BEGIN Provided data
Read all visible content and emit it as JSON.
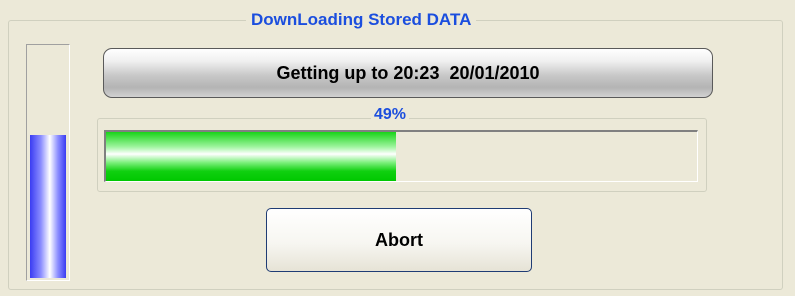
{
  "dialog": {
    "group_title": "DownLoading Stored DATA",
    "status_message": "Getting up to 20:23  20/01/2010",
    "progress": {
      "percent": 49,
      "label": "49%",
      "fill_color": "#10d010"
    },
    "level_meter": {
      "fraction": 0.61,
      "fill_color": "#3a3cf2"
    },
    "abort_label": "Abort"
  },
  "colors": {
    "background": "#ece9d8",
    "title_text": "#1b4ede",
    "button_border": "#1f3c74"
  }
}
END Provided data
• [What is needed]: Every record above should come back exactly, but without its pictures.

• [Exercise solution]:
Read all visible content and emit it as JSON.
{
  "dialog": {
    "group_title": "DownLoading Stored DATA",
    "status_message": "Getting up to 20:23  20/01/2010",
    "progress": {
      "percent": 49,
      "label": "49%",
      "fill_color": "#10d010"
    },
    "level_meter": {
      "fraction": 0.61,
      "fill_color": "#3a3cf2"
    },
    "abort_label": "Abort"
  },
  "colors": {
    "background": "#ece9d8",
    "title_text": "#1b4ede",
    "button_border": "#1f3c74"
  }
}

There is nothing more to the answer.